African-Americans and Hispanics overwhelmingly supported Mr. Obama. White men voted for Mr. Romney; he won among those who said they opposed gay marriage, wanted to outlaw abortion, or favored mass deportation of illegal immigrants. None of those are majority positions in this country anymore.
Mr. Romney’s strategy of blaming Mr. Obama for just about everything, while serenely assuring Americans he had a plan to cut the deficit without raising taxes or making major cuts in Medicare, simply did not work.
A solid majority of voters said President George W. Bush was to blame for the state of the economy rather than Mr. Obama. And voters showed more subtlety in their economic analysis than Mr. Romney probably expected. Those who thought the housing market and unemployment were the nation’s biggest problems said they voted for Mr. Obama. Those most concerned about taxes voted heavily for Mr. Romney.
Significantly, 60 percent of voters said taxes should be raised either on the rich or on everyone. Only 35 percent said they should not be raised at all; that group, naturally, went heavily for Mr. Romney. The polling made it clear that Americans were unhappy with the economic status quo, and substantial numbers of voters said the economy was getting worse. But Mr. Romney did not seem to persuade voters that the deficit was a crushing problem.
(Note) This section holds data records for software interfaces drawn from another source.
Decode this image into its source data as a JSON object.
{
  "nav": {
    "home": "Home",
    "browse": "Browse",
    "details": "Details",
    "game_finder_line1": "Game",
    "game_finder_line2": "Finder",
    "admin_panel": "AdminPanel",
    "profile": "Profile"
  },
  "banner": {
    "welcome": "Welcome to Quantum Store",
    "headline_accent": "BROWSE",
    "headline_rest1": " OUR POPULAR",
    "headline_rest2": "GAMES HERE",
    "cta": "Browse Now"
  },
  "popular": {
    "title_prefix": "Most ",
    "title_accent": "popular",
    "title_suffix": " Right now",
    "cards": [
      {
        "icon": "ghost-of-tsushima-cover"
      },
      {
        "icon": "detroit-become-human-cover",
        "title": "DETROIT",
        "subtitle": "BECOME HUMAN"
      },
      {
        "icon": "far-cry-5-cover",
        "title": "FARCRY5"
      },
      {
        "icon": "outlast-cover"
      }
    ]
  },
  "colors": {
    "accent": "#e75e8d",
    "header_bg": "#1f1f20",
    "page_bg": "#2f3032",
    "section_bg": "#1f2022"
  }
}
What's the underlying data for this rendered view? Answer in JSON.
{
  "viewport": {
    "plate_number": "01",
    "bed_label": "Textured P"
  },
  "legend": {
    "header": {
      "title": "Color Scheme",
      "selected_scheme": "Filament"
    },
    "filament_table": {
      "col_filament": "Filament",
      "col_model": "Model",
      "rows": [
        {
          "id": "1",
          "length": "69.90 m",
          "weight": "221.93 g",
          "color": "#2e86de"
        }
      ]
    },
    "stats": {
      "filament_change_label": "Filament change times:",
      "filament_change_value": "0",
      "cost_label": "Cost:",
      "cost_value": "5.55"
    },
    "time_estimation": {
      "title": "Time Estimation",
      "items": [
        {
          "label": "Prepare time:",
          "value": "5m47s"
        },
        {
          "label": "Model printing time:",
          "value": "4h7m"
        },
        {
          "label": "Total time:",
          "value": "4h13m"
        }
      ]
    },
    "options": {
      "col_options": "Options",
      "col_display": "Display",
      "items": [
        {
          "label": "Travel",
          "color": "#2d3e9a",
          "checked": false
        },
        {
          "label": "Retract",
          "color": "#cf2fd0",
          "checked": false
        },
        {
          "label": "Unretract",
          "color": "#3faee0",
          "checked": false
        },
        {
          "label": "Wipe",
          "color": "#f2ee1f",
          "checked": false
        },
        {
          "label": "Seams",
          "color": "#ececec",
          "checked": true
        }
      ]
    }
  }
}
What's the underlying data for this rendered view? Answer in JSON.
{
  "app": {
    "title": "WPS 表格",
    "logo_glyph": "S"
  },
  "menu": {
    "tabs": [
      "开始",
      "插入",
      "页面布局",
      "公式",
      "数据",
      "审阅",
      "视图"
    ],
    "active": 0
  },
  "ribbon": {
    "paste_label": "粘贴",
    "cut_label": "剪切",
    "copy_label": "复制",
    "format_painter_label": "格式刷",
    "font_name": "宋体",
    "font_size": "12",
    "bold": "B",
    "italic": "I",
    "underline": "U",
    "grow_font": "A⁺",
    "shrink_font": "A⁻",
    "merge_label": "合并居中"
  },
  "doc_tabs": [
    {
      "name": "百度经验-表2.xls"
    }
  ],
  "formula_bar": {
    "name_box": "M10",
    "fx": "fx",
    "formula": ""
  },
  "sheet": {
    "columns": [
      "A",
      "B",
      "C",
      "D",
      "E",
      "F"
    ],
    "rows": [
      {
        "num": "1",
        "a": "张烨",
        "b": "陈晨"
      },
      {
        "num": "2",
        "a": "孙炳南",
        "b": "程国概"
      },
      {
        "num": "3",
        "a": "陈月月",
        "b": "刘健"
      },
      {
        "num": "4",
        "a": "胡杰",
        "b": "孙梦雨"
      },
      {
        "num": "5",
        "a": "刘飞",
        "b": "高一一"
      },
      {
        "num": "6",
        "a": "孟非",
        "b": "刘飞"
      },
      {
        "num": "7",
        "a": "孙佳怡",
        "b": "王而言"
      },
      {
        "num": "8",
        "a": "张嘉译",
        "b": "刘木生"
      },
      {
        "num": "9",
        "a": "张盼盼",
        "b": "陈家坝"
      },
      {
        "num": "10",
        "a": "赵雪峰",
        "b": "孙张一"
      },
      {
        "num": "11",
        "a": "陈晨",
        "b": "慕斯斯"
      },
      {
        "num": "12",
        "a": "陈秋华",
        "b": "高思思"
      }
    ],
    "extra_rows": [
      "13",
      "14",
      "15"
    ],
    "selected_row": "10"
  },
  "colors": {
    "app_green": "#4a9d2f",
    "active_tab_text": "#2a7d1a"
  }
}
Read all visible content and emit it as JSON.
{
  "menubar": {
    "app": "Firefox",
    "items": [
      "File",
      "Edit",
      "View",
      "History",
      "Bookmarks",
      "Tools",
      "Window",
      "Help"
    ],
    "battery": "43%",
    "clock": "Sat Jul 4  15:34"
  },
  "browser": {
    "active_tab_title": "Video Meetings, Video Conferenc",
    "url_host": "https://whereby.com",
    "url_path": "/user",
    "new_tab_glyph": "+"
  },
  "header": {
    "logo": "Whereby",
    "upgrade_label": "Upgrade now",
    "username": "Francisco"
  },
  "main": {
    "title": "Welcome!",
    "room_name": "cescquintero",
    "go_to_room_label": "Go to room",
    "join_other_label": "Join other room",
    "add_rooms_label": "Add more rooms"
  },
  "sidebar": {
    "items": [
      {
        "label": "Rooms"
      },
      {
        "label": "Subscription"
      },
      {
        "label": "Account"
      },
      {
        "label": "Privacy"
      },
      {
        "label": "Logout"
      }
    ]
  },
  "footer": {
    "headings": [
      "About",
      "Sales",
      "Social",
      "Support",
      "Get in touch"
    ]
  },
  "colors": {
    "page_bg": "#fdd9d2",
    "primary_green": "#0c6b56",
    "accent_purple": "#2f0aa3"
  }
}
Only 1 in 10 voters said the deficit was the most important issue facing the country.